Features: August 8th, 2003

The Balance of Power – Enabling Delivery and Reform of Public Services

By Sir Andrew Turnbull, Secretary of the Cabinet and Head of the Home Civil Service.

Reproduced by permission of the Centre for Management and Policy Studies.

Two things are evident about public services in the UK – the need to change what services we deliver and the need to change how we deliver them. The question about ‘who’ delivers them is more open to debate.

What is also clear is that the improvements to the capacity and capability of the Civil Service over a number of years haven’t been enough. Valuable gains have been made in making the Service more open to talent and more diverse in leadership, but the big ‘win’, in terms of customer satisfaction, is still to be achieved. That is now the strategic goal of our delivery and reform agenda – to transform public services and ensure that we deliver customer-centred services. Time is short. Increased resources are now going into public services, and reform is part of the deal.

Amplifier for change

How we do it will require both a different attitude and a range of new skills. The Civil Service has to transform itself into a successful deliverer and act as an amplifier for change throughout the wider public sector. Together we have to address the enormous inequality in the accessibility, performance and quality of public services.

The strategy is based on the Prime Minister’s four key principles:

  • high national standards with clear accountability
  • devolved decision-making to the frontline
  • greater flexibility in how, when and what services are delivered, including greater staff flexibility and the use of incentives.
  • more consumer choice – where appropriate, alternative providers should be offered.

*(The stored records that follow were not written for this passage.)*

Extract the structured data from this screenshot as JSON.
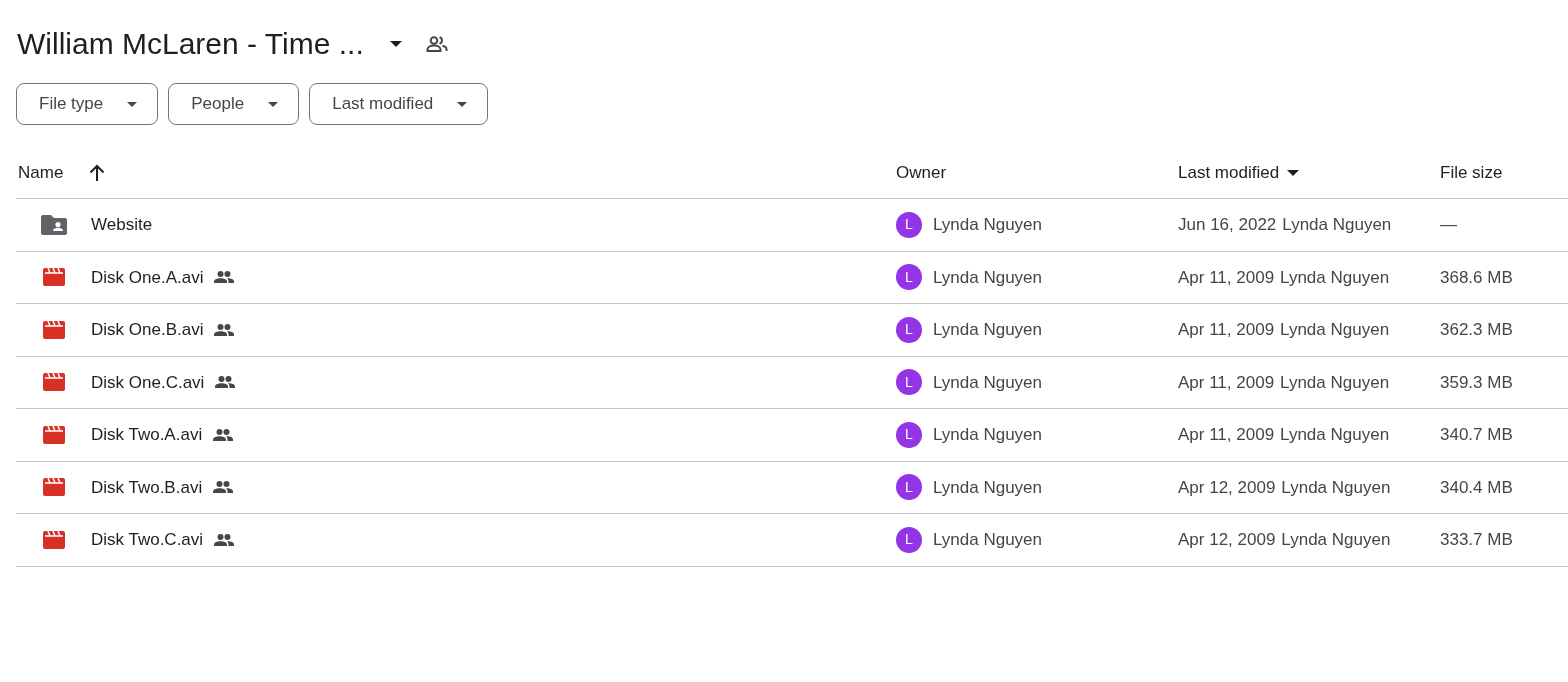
{
  "title": "William McLaren - Time ...",
  "filters": [
    {
      "label": "File type"
    },
    {
      "label": "People"
    },
    {
      "label": "Last modified"
    }
  ],
  "table": {
    "columns": [
      {
        "label": "Name",
        "kind": "sorted"
      },
      {
        "label": "Owner",
        "kind": "plain"
      },
      {
        "label": "Last modified",
        "kind": "menu"
      },
      {
        "label": "File size",
        "kind": "plain"
      }
    ],
    "rows": [
      {
        "kind": "folder",
        "name": "Website",
        "shared": false,
        "avatar": "L",
        "owner": "Lynda Nguyen",
        "date": "Jun 16, 2022",
        "modified_by": "Lynda Nguyen",
        "size": "—"
      },
      {
        "kind": "video",
        "name": "Disk One.A.avi",
        "shared": true,
        "avatar": "L",
        "owner": "Lynda Nguyen",
        "date": "Apr 11, 2009",
        "modified_by": "Lynda Nguyen",
        "size": "368.6 MB"
      },
      {
        "kind": "video",
        "name": "Disk One.B.avi",
        "shared": true,
        "avatar": "L",
        "owner": "Lynda Nguyen",
        "date": "Apr 11, 2009",
        "modified_by": "Lynda Nguyen",
        "size": "362.3 MB"
      },
      {
        "kind": "video",
        "name": "Disk One.C.avi",
        "shared": true,
        "avatar": "L",
        "owner": "Lynda Nguyen",
        "date": "Apr 11, 2009",
        "modified_by": "Lynda Nguyen",
        "size": "359.3 MB"
      },
      {
        "kind": "video",
        "name": "Disk Two.A.avi",
        "shared": true,
        "avatar": "L",
        "owner": "Lynda Nguyen",
        "date": "Apr 11, 2009",
        "modified_by": "Lynda Nguyen",
        "size": "340.7 MB"
      },
      {
        "kind": "video",
        "name": "Disk Two.B.avi",
        "shared": true,
        "avatar": "L",
        "owner": "Lynda Nguyen",
        "date": "Apr 12, 2009",
        "modified_by": "Lynda Nguyen",
        "size": "340.4 MB"
      },
      {
        "kind": "video",
        "name": "Disk Two.C.avi",
        "shared": true,
        "avatar": "L",
        "owner": "Lynda Nguyen",
        "date": "Apr 12, 2009",
        "modified_by": "Lynda Nguyen",
        "size": "333.7 MB"
      }
    ]
  }
}
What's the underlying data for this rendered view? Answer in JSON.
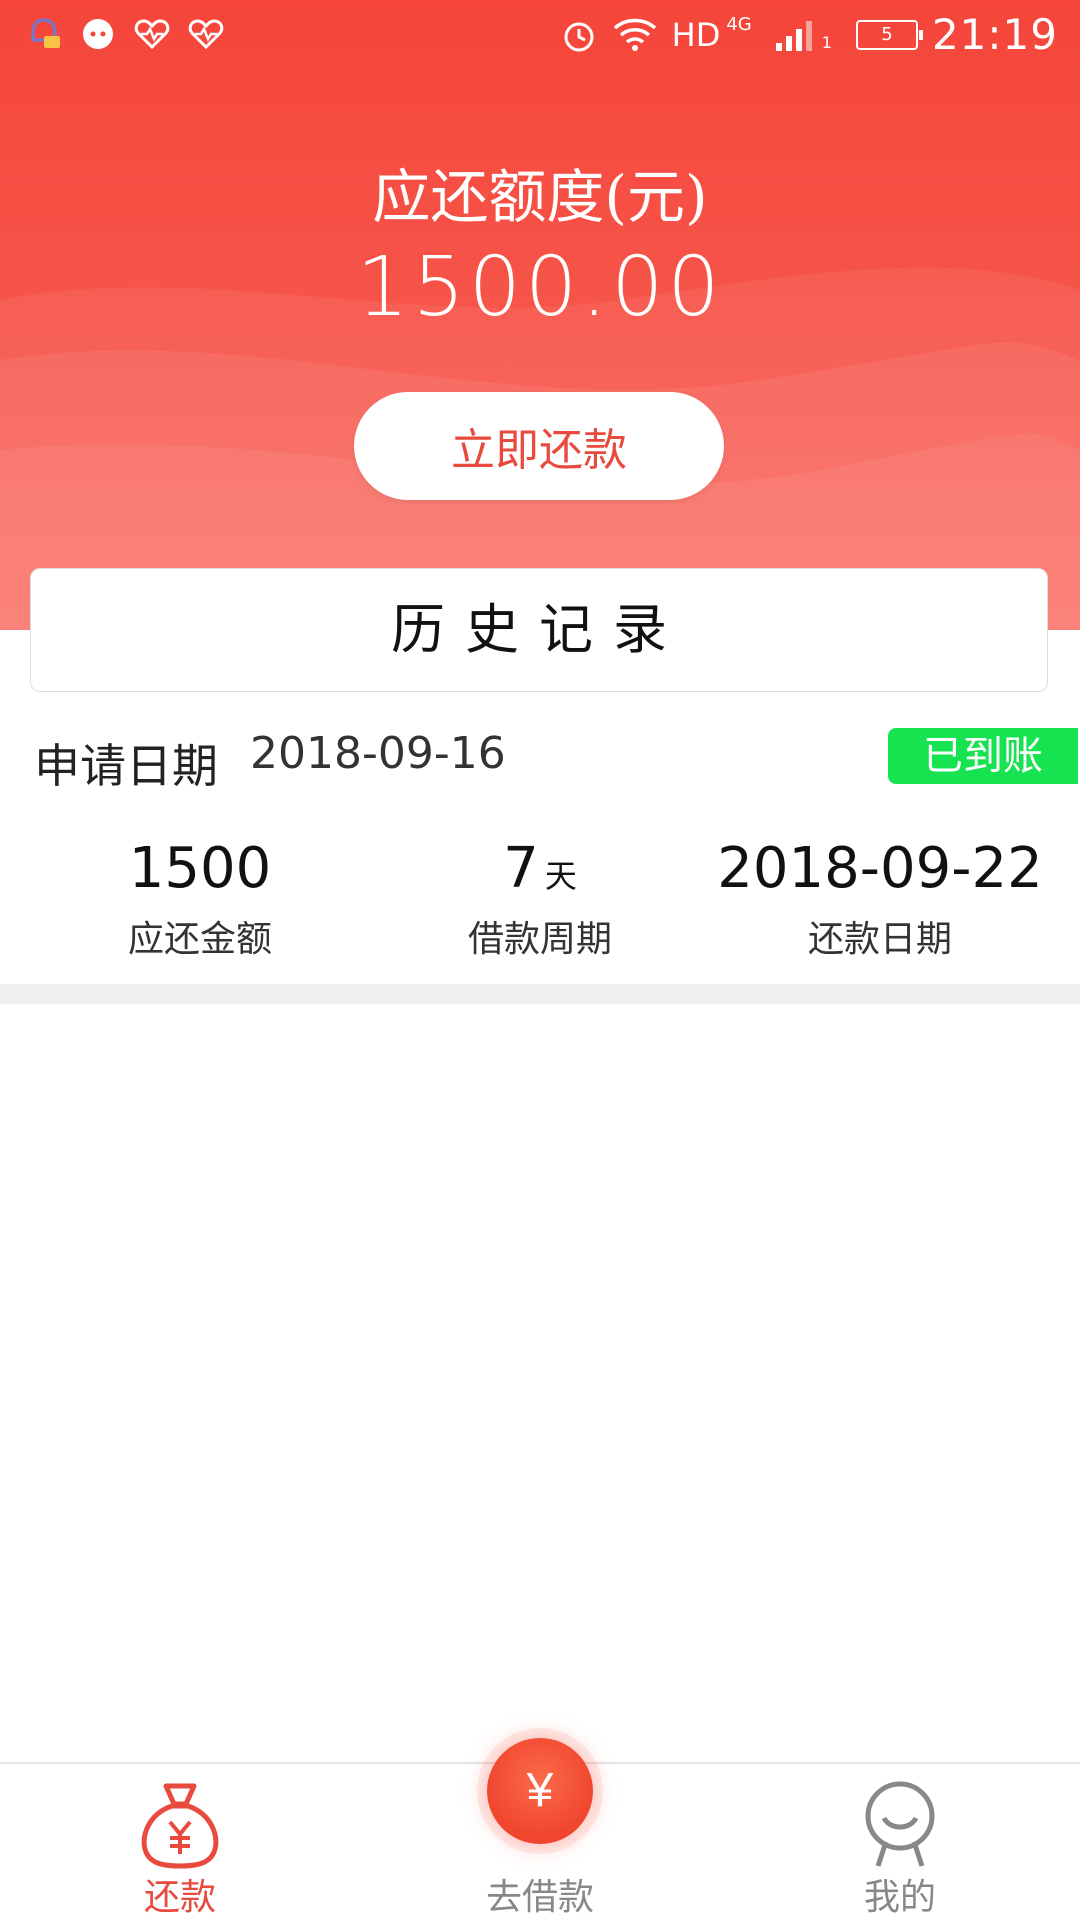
{
  "status_bar": {
    "network_type": "HD",
    "network_gen": "4G",
    "sim_slot": "1",
    "battery_level": "5",
    "time": "21:19",
    "icons": [
      "notification-app-icon",
      "chat-icon",
      "heart-rate-icon",
      "heart-rate-icon",
      "alarm-icon",
      "wifi-icon",
      "signal-icon",
      "battery-icon"
    ]
  },
  "hero": {
    "label": "应还额度(元)",
    "amount": "1500.00",
    "repay_button": "立即还款"
  },
  "history": {
    "title": "历史记录"
  },
  "record": {
    "date_label": "申请日期",
    "date_value": "2018-09-16",
    "status": "已到账",
    "amount_value": "1500",
    "amount_label": "应还金额",
    "period_value": "7",
    "period_unit": "天",
    "period_label": "借款周期",
    "due_value": "2018-09-22",
    "due_label": "还款日期"
  },
  "bottom_nav": {
    "items": [
      {
        "label": "还款",
        "icon": "money-bag-icon",
        "active": true
      },
      {
        "label": "去借款",
        "icon": "yen-coin-icon",
        "active": false
      },
      {
        "label": "我的",
        "icon": "user-icon",
        "active": false
      }
    ],
    "fab_symbol": "¥"
  },
  "colors": {
    "brand_red": "#f5453a",
    "accent_red_text": "#e84a3e",
    "status_green": "#17e351",
    "inactive_gray": "#888888"
  }
}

Combined, these principles will produce more personalised and efficient services. But we must strike a balance between centralised control and de-centralised decision-making in order to achieve this.

Strengthening capability

Targets are essential for setting priorities and standards, and should be seen as a positive force for new thinking and innovation. The current targets take us to 2004 and they will remain our number one priority. They give a very clear steer about what we are trying to achieve and the new ways of working needed to deliver them.

As well as raising our ability to deliver targets, we must also strengthen the wider capability of Departments. To assist this, Departments have been creating Performance Partnerships. These are, essentially, a strengthening of the change programmes already in place and are intended to give an objective view about whether each significant delivery Department has the right tools to deliver its Public Service Agreement targets. Ten Departments have been agreeing with central partners (the Cabinet Office, No. 10 and the Treasury) and delivery partners across the wider public, private and voluntary sectors as to what more needs to be done to ensure that they have the right leadership, the right strategic focus, the right engagement of delivery stakeholders and the right management of delivery. The Partnerships will clarify internal priorities for change and priorities in terms of major projects and top delivery issues in addition to PSAs.

I am placing a high priority on the way we are managing and developing people so we get the right people in the right places quickly, develop them to their full potential and manage performance rigorously.

Technology has the potential to make a huge impact on the services we provide to the public. We must exploit this to the full so that our customers can quickly receive what they want from us. And we must make it easy for people to contact us and give us the information we need. We must raise or acquire key skills such as project management.

There is no doubt that project and programme commissioning and management has been a weakness. Our response must be to make it a strength – it must become a core competence of the Service. CMPS has developed an extensive portfolio of training and development in programme and project management and has collaborated with the Office of Government Commerce in the Successful Skills Delivery Programme.

The OGC Gateway Process, for example, examines projects at critical points in their development to provide assurance that they can progress successfully to the next stage. It is designed to be applied to projects that procure services, construction or property, IT-enabled business change projects and procurements utilising framework contracts, and is based on well-proven techniques that lead to more effective delivery of benefits together with more predictable costs and outcomes.

For more about reform…http://www.civil-service.gov.uk/reform